## Aim of the task
Although the entries contain pictures, only their words should be duplicated exactly.

## Available data

__________

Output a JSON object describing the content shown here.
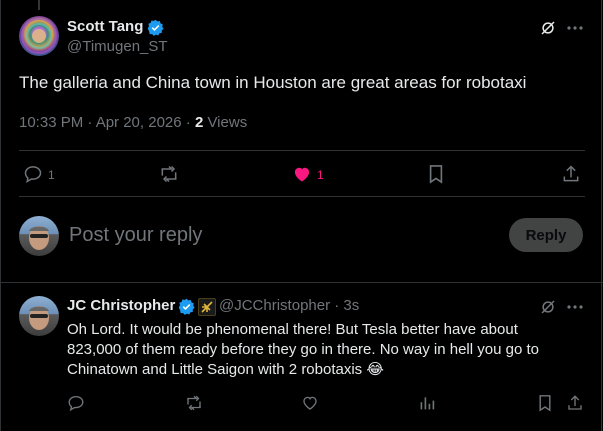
{
  "post": {
    "author_name": "Scott Tang",
    "author_handle": "@Timugen_ST",
    "text": "The galleria and China town in Houston are great areas for robotaxi",
    "timestamp": "10:33 PM · Apr 20, 2026 · ",
    "views_count": "2",
    "views_label": " Views",
    "reply_count": "1",
    "like_count": "1"
  },
  "composer": {
    "placeholder": "Post your reply",
    "reply_button": "Reply"
  },
  "reply": {
    "author_name": "JC Christopher",
    "author_handle": "@JCChristopher",
    "time": " · 3s",
    "lines": [
      "Oh Lord. It would be phenomenal there! But Tesla better have about",
      "823,000 of them ready before they go in there. No way in hell you go to",
      "Chinatown and Little Saigon with 2 robotaxis"
    ],
    "emoji": "😂"
  },
  "colors": {
    "accent": "#1d9bf0",
    "like": "#f91880",
    "muted": "#71767b",
    "divider": "#2f3336"
  }
}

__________

## Output for this task
Output a JSON object describing the content shown here.
{
  "post": {
    "author_name": "Scott Tang",
    "author_handle": "@Timugen_ST",
    "text": "The galleria and China town in Houston are great areas for robotaxi",
    "timestamp": "10:33 PM · Apr 20, 2026 · ",
    "views_count": "2",
    "views_label": " Views",
    "reply_count": "1",
    "like_count": "1"
  },
  "composer": {
    "placeholder": "Post your reply",
    "reply_button": "Reply"
  },
  "reply": {
    "author_name": "JC Christopher",
    "author_handle": "@JCChristopher",
    "time": " · 3s",
    "lines": [
      "Oh Lord. It would be phenomenal there! But Tesla better have about",
      "823,000 of them ready before they go in there. No way in hell you go to",
      "Chinatown and Little Saigon with 2 robotaxis"
    ],
    "emoji": "😂"
  },
  "colors": {
    "accent": "#1d9bf0",
    "like": "#f91880",
    "muted": "#71767b",
    "divider": "#2f3336"
  }
}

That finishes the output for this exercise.